Digital Cameras

Vintage and early digital cameras

Vintage and early digital cameras are to my mind anything below about 1 mega pixel, anything that uses forgotten technology such as floppy disks and SmartMedia cards, and indeed anything from the previous century.

It makes sense to arrange this page in chronological order, and highlight the sensor size (in mega-pixels)

1996 – Kodak DC25

Date: 1996
Sensor:
Image size: 493×373 (High), 320×240 (Standard)
Lens: 47mm equivalent fixed focus
Storage: Compact Flash
Features: Many people wrongly state that Kodak missed the boat when it came to digital photography, but nothing is further from the truth – Kodak were early in to the market, but eventually couldn’t compete with the cheaper production from far-eastern producers.  Back in 1996 this camera has introduced almost everything needed in a compact digital camera – LCD screen, removable storage etc.  And it was affordable at around $500!  The manual states the image size as 493×373, but the images are in a proprietary ‘.k25’ format, and by the time I’ve converted them to jpegs the size is 501×379.

Vintage and early digital cameras - Kodak DC25 Digital Camera
Kodak DC25 Digital Camera
Kodak DC25 Sample Picture
Kodak DC25 Sample Picture

1996 – Casio QV-700 – 0.3MP

Date: 1996
Sensor: CCD, 1/6″- crop factor ~10
Image Size: 640×480
Lens: 3.9mm, f2 (~38mm equivalent)
Storage: Compact Flash
Features: Aperture F2, F8 or Auto.  Macro capability.  Lens swivels 180 degrees for ‘selfies’ (the view then swaps left/right – very clever!). Several white balances, options of Fine, Normal & Economy (makes little difference to the quality).  Takes Compact Flash cards.  The photos are in ”.cam” format! – however they can be opened in Photoshop as .jpg, and saved at such, so no need for the original Casio software.
All photos are at 640×480, although it looks like the Economy ones may be 320×240 before converted to .jpg.

Casio QV700
Casio QV700
Casio QV700 Sample Pic
Casio QV700 Sample Pic

1997 – Sony Mavica MVC-FD7 0.3MP
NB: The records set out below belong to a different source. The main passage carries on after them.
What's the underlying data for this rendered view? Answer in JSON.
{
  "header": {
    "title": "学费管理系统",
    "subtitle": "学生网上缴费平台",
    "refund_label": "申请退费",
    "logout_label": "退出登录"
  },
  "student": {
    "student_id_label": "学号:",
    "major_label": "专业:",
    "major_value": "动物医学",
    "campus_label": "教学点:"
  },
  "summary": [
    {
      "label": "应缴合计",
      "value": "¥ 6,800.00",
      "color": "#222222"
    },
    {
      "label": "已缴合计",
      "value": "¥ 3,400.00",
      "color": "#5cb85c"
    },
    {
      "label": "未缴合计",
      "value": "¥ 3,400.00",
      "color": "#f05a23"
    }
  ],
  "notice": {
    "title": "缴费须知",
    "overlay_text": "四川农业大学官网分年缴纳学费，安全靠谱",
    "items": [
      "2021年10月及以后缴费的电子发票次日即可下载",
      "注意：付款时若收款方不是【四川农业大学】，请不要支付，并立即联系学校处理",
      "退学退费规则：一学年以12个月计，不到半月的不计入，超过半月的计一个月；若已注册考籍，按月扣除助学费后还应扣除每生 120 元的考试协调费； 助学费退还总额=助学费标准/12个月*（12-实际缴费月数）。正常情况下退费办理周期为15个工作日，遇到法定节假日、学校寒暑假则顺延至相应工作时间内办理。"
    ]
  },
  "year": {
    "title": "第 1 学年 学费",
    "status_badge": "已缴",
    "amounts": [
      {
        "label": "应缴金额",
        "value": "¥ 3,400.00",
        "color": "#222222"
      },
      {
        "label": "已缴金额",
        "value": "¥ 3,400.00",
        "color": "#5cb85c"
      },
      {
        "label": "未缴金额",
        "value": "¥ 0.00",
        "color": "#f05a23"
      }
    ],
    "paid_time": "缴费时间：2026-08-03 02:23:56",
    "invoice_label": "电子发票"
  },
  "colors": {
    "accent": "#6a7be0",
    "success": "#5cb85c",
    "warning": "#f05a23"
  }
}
Date: 1997
Sensor:
Image Size: 640×480
Lens: 4.2mm-42mm zoom, f1.8
Storage: 3.5″ floppy drive
Features: 10x zoom.
Purists would say that it isn’t a digital camera, but a video-still camera.  Well, it writes its photos to disk in digital format, so it’s a digital camera.  And write to disk is what it does – it’s got an inbuilt 3.5″ floppy drive!  Makes a great noise when taking photos, and eats batteries  (although the batteries are now 18 years old, so no wonder).  All photos come out at 640×480.

Sony Mavica FD7
Sony Mavica FD7
Sony Mavica FD7 Sample Pic
Sony Mavica FD7 Sample Pic

1998 – Agfa ePhoto 780

Date: 1998
Sensor:
Pixels: 0.3Mp
Image sizes: 320×240 and 640X480
Lens:
Storage: SmartMedia

Agfa ePhoto 780
Agfa ePhoto 780
Picture from Agfa ePhoto 780
Picture from Agfa ePhoto 780

1998 – JVC GC-S5

Date: 1998
Sensor: 1/1.7″ CCD
Pixels: 1.5Mp
Image sizes: 1280×1024 and 640×480
Lens: 7.6mm, f/3.2
Storage: SmartMedia
This is the same camera as the Fujifilm MX-700

JVC GC-S5 digital camera
JVC GC-S5 digital camera

1999 – Kodak DC200 – 1.0MP

Date: 1999
Sensor: CCD, crop factor ~6.5 (from EXIF data)
Image Size: 1152×863
Lens: 6mm fixed-focus (39mm equivalent)
Storage: Compact Flash
We’ve now reached the magic ‘Mega pixel’ milestone, although this isn’t really good enough for a 7×5 print.

Kodak DC200
Kodak DC200

2002- Nikon Coolpix 2000 – 2.0MP

Date: 2002
Sensor: CCD, 1/2.7″ – crop factor ~6.5
Image Size: 1632×1224
Lens: 5.8mm-17.4mm zoom, f2.8-4.9 (~38-114mm equivalent)
Storage: Compact Flash
By this date the digital camera had arrived – the pictures from this camera were enough to make me abandon film forever (well, for real photos – I still like film for the ‘experience’).  2 Megapixels, giving crisp photos of 1632×1224.

Nikon Coolpix 2000
Nikon Coolpix 2000
Nikon Coolpix 2000 Sample Pic
Nikon Coolpix 2000 Sample Pic